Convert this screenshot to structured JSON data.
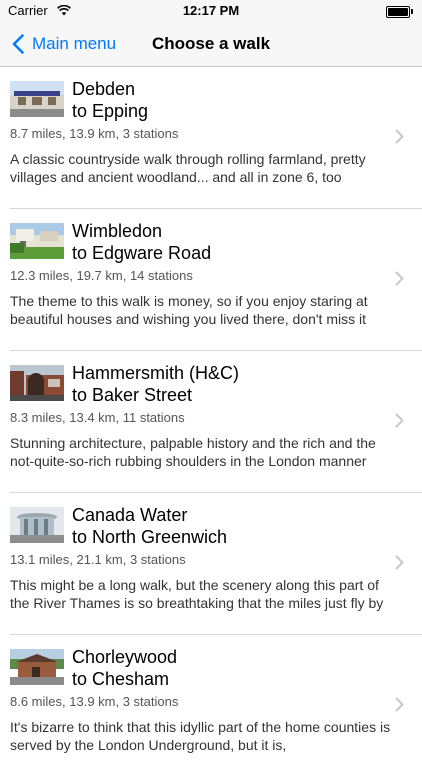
{
  "status": {
    "carrier": "Carrier",
    "time": "12:17 PM"
  },
  "nav": {
    "back_label": "Main menu",
    "title": "Choose a walk"
  },
  "walks": [
    {
      "from": "Debden",
      "to": "to Epping",
      "stats": "8.7 miles, 13.9 km, 3 stations",
      "description": "A classic countryside walk through rolling farmland, pretty villages and ancient woodland... and all in zone 6, too"
    },
    {
      "from": "Wimbledon",
      "to": "to Edgware Road",
      "stats": "12.3 miles, 19.7 km, 14 stations",
      "description": "The theme to this walk is money, so if you enjoy staring at beautiful houses and wishing you lived there, don't miss it"
    },
    {
      "from": "Hammersmith (H&C)",
      "to": "to Baker Street",
      "stats": "8.3 miles, 13.4 km, 11 stations",
      "description": "Stunning architecture, palpable history and the rich and the not-quite-so-rich rubbing shoulders in the London manner"
    },
    {
      "from": "Canada Water",
      "to": "to North Greenwich",
      "stats": "13.1 miles, 21.1 km, 3 stations",
      "description": "This might be a long walk, but the scenery along this part of the River Thames is so breathtaking that the miles just fly by"
    },
    {
      "from": "Chorleywood",
      "to": "to Chesham",
      "stats": "8.6 miles, 13.9 km, 3 stations",
      "description": "It's bizarre to think that this idyllic part of the home counties is served by the London Underground, but it is,"
    }
  ],
  "colors": {
    "accent": "#007aff",
    "nav_bg": "#f7f7f7",
    "separator": "#d8d8dc"
  }
}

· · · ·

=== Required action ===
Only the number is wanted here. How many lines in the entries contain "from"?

=== Result of this exercise ===
5